The Julien Baker gig came as a result of my partner, Katy, booking Julien to play at Lesley University (where Katy works), and asking me to open the gig. From there, I got into an email conversation with Julien (after she randomly found my nonprofit on Instagram and reached out to tell us that she liked our purpose), and through that random happenstance, we maintained communication and have been in touch ever since. We chat every few days or so through text – but she’s like one of the biggest new names in the music world, and she has a lot going on in her life, so I’m merely thankful for the trust and respect we’ve built as friends over the last couple of years.

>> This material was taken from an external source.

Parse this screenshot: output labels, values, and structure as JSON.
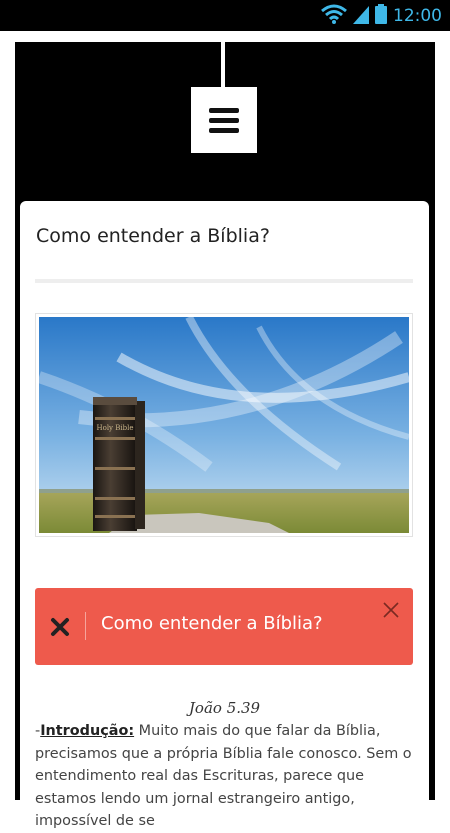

The most random thing to come from our friendship is I’ve had some people introduce themselves to me and say that Julien Baker told them either about me or my music or my nonprofit. So, like, that’s always a weird fucking thing to experience.
The new album is being written and demo’d right now! I love it – the process of seeing how some songs begin, how they evolve, and how the mold into new things that you never imagined them being. And working with a band through this process is already changing the way I approach this new album because while my last album was presented as a full band effort – it was very much written separately in parts. This new album (my first proper LP since 2011, mind you) is being written in collaboration with the dudes in the band. Sure, I’m constructing the main structures and skeletons for the songs, especially the words and themes – but I’m opening myself up more to the input of the band.
Also, the album will even be released under a different name than Another Musician – a band name (sort of how you made that move with House Sparrow
). Haven’t settled on a name just yet, but I have some ideas that I’m kicking around. It’ll be cool to release this one as a band because it’s going to represent more than me, I think. I’m writing more accessible music and words, which is hopefully gonna make the project connect with a bigger/different audience. while remaining true to my style and ethics. I’ll likely still use AM for my solo releases moving forward, though. Which, I hope to even release a lo-fi acoustic/spoken word album in 2019 as well. A LOT HAPPENING!
As for the styles present on the new album – so far, in it’s very acoustic demo stage, everything sounds very folk punk. But I am always fucking with genres – being a spoken word poet, my songs tend to have a different approach to them, regardless. But I’m experimenting with different ways of singing, screaming, and talking on this album. And musically, my focus is to meld a couple very specific sounds into one – dreamgaze, folk punk, rock, and post hardcore. It’s gonna be something else, for sure!
I’m working with a friend, Josh, who plays bass and played bass in some metal bands back in the midwest a few years ago, as well as two members of the emo-math band, sports. (realsportsboys.bandcamp.com
), who are playing drums and lead guitar, and helping me write a bunch of different pieces for these songs. I have plans to play a lot of electric guitar on this album, and having these dudes working on the other pieces is definitely a big help because I’m only so capable on my end of creating the pieces that exist in my head. They’re all being helpful in giving me advice on how to rethink writing my music – because I am learning that writing songs for solo performance or consumption is COMPLETELY different than with a band.
I was very bummed to hear about your dad passing not long ago – I know, to a degree, the feeling of having that piece of life missing. And I remember reaching out to you about his death, in hopes that you know you are not alone in that pain, or grief – you got lots of support in your life!
Writing about my dad was an ongoing process for a while – from when I wrote an instrumental song about him in 2011 (since I didn’t have the words yet), all the way through to this new album, where I still make a couple references to him being gone. Loss, like grief, like mourning, is a process, and the way we turn that into creativity (or don’t, even) can be a challenge, and looks different for everyone. I wrote a number of stories about my dad during college (as a creative writing minor at Oregon State) – sort of cataloging his life along the way to his eventual death.
These exercises – sometimes just spending a few moments making lists about him, or writing down his characteristics in a character profile, or even the things he used to say to me – would help me a lot in terms of HOW I went about portraying him in my writing. Like, I never really knew my dad as a healthy man, so most of my memories are tainted by that lens. Thankfully, I have a pretty solid memory, so I am able to put myself in many of the moments with my dad throughout our life together – relive those feelings, experiences. But I also did a lot of writing in the moment. So that helped – cuz he was sick for a long time. So I always had time – until I had none.